BRIEF: Work through the data below and give the number of lines holding "Теплица", nothing more.

Element data from apps and pages:
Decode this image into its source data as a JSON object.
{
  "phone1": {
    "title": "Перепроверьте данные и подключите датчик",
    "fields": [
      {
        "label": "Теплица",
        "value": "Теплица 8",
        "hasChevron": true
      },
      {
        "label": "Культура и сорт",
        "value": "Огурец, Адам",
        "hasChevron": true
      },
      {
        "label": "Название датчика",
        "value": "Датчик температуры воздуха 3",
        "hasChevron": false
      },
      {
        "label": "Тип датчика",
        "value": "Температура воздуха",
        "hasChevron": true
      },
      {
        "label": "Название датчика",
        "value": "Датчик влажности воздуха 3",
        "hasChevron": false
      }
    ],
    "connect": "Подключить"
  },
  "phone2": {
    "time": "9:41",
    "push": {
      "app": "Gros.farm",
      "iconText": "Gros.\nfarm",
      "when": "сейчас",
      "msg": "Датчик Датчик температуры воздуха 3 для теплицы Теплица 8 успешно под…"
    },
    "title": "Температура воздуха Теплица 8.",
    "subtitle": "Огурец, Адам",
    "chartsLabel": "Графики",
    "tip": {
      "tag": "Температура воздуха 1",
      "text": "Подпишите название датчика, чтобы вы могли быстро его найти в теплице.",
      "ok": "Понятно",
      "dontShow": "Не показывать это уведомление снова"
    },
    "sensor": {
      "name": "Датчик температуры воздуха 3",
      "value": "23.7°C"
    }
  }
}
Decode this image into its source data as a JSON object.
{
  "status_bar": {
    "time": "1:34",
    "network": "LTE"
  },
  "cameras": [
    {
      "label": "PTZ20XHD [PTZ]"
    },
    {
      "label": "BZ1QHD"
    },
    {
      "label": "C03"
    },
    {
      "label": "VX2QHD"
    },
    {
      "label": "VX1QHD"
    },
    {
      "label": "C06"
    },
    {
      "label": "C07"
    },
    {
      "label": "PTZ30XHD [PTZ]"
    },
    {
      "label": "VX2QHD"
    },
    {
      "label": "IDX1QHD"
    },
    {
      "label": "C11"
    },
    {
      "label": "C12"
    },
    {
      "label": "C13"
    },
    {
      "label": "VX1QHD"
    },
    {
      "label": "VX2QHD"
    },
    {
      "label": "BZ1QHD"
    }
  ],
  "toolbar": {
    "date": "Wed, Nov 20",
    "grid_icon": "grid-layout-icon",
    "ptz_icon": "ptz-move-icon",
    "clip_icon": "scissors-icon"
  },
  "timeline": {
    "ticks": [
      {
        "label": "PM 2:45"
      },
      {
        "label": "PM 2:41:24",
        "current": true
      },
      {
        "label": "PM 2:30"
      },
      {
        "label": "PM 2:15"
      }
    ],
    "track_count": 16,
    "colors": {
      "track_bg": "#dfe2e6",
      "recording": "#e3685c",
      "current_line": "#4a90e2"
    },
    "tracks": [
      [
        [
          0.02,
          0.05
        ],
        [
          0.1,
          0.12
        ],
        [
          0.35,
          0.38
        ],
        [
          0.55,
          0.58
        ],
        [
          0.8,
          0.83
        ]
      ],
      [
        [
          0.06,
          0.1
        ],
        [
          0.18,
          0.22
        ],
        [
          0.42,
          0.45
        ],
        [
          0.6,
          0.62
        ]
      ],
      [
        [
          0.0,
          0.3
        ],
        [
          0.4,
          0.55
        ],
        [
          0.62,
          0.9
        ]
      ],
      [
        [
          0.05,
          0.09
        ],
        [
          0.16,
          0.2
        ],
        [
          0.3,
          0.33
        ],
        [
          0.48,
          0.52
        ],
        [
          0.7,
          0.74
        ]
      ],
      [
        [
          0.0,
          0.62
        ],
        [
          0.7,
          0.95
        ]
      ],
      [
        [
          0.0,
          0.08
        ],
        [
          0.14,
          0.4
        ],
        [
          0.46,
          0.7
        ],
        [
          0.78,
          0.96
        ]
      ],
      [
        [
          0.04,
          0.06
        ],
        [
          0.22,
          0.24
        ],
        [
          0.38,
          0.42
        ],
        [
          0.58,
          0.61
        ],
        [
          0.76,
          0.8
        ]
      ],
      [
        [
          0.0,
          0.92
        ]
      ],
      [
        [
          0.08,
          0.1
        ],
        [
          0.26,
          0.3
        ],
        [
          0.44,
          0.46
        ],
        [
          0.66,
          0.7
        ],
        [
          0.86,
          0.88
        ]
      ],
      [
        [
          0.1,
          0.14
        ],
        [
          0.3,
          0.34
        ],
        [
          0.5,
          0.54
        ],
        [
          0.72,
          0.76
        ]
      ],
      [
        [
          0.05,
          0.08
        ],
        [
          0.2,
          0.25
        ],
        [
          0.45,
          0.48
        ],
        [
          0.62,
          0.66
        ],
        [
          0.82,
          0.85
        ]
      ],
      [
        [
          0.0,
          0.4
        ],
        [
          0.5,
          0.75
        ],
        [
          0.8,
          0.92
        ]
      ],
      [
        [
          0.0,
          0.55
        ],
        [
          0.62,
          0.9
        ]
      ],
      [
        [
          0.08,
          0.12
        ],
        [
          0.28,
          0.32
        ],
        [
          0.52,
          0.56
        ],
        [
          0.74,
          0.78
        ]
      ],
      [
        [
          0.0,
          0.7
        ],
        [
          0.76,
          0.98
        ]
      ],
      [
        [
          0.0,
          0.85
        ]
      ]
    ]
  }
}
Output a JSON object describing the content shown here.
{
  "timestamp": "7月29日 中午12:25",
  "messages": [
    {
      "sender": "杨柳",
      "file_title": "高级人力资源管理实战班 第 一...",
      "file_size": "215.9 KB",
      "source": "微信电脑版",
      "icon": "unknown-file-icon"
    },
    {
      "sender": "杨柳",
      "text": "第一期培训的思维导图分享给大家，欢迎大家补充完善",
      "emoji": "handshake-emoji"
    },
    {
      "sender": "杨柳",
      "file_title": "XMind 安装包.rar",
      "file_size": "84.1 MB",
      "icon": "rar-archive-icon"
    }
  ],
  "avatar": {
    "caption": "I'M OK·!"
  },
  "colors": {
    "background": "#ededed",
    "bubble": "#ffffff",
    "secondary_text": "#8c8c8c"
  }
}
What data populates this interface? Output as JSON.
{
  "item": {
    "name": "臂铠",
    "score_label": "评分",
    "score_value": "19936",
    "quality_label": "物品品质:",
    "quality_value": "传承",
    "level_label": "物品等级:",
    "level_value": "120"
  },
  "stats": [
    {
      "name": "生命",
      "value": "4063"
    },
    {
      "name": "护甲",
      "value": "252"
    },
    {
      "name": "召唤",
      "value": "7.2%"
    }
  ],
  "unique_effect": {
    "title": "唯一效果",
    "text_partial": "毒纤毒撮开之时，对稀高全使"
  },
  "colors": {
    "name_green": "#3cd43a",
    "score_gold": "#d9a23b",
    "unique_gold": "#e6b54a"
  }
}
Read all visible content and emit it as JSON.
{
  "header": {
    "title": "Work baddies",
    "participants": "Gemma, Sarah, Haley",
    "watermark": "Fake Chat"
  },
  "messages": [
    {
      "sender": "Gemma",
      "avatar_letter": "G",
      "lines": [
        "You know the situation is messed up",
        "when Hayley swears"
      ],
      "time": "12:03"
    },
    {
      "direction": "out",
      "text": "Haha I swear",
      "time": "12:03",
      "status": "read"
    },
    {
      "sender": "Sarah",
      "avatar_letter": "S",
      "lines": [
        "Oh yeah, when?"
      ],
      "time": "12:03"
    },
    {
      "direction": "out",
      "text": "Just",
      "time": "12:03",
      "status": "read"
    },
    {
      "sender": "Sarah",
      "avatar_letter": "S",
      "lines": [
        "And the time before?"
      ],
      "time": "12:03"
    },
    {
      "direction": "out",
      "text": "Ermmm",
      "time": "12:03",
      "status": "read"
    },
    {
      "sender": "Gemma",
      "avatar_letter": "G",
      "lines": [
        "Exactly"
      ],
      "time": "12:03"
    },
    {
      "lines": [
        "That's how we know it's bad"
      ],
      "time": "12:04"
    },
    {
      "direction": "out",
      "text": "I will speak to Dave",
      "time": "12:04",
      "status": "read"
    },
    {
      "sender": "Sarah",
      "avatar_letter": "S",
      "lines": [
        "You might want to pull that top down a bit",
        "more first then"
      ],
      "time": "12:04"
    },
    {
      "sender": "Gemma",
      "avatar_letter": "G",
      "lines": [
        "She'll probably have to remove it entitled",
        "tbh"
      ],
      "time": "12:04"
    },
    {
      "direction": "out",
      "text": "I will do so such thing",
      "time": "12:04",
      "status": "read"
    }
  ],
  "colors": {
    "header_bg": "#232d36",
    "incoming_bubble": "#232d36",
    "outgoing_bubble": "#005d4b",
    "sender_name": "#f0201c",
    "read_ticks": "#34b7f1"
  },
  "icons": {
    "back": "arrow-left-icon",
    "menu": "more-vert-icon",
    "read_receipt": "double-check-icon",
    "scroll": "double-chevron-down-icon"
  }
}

WRITTEN SOLUTION: 4